J Neuroendocrinol. 2008 May;20 Suppl 1:10-4. doi: 10.1111/j.1365-2826.2008.01671.x.

Abstract

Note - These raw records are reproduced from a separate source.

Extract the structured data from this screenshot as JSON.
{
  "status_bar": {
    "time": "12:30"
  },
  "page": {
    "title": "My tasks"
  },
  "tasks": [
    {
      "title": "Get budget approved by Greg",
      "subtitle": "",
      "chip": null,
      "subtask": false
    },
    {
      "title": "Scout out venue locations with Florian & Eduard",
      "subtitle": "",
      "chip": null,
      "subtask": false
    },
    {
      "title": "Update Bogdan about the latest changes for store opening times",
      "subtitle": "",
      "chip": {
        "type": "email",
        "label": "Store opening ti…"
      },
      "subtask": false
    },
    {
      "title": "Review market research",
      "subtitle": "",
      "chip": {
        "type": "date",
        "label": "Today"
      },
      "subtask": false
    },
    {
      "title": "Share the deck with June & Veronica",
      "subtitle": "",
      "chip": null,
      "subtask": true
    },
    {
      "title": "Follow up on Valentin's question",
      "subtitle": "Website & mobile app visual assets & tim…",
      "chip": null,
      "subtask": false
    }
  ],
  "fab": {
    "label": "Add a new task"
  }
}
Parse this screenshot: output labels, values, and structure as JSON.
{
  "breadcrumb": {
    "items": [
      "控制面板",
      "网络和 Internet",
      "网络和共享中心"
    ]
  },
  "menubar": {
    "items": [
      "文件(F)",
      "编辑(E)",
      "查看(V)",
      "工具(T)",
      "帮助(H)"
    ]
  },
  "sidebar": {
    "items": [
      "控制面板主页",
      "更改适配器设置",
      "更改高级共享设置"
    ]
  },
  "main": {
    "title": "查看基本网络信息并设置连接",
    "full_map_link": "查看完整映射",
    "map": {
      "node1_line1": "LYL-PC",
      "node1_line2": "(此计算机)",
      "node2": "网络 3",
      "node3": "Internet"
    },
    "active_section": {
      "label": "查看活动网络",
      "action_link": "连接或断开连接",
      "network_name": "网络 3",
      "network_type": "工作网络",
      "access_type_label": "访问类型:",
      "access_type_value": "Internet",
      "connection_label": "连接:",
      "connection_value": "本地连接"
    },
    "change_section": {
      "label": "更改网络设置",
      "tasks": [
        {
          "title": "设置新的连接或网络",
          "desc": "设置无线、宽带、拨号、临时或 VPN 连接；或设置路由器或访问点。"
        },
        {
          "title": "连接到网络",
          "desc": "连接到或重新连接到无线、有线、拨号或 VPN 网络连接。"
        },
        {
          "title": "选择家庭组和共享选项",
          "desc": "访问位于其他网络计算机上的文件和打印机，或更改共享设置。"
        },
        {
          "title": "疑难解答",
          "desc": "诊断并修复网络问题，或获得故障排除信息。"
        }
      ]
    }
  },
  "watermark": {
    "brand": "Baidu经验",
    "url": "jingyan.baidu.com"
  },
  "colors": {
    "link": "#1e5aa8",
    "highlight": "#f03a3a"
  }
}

The endocannabinoid system consists of the endogenous cannabinoids (endocannabinoids), cannabinoid receptors and the enzymes that synthesise and degrade endocannabinoids. Many of the effects of cannabinoids and endocannabinoids are mediated by two G protein-coupled receptors (GPCRs), CB(1) and CB(2), although additional receptors may be involved. CB(1) receptors are present in very high levels in several brain regions and in lower amounts in a more widespread fashion. These receptors mediate many of the psychoactive effects of cannabinoids. CB(2) receptors have a more restricted distribution, being found in a number of immune cells and in a few neurones. Both CB(1) and CB(2) couple primarily to inhibitory G proteins and are subject to the same pharmacological influences as other GPCRs. Thus, partial agonism, functional selectivity and inverse agonism all play important roles in determining the cellular response to specific cannabinoid receptor ligands.

Publication types

  • Research Support, N.I.H., Extramural
  • Research Support, Non-U.S. Gov't
  • Review

MeSH terms

  • Animals
  • Cannabinoid Receptor Agonists
  • Cannabinoids / pharmacology
  • Drug Inverse Agonism
  • Drug Partial Agonism
  • Humans
  • Ligands
  • Receptors, Cannabinoid / metabolism*
  • Receptors, Cannabinoid / physiology*
  • Signal Transduction
  • Substrate Specificity
  • Tissue Distribution

Substances

  • Cannabinoid Receptor Agonists
  • Cannabinoids
  • Ligands
  • Receptors, Cannabinoid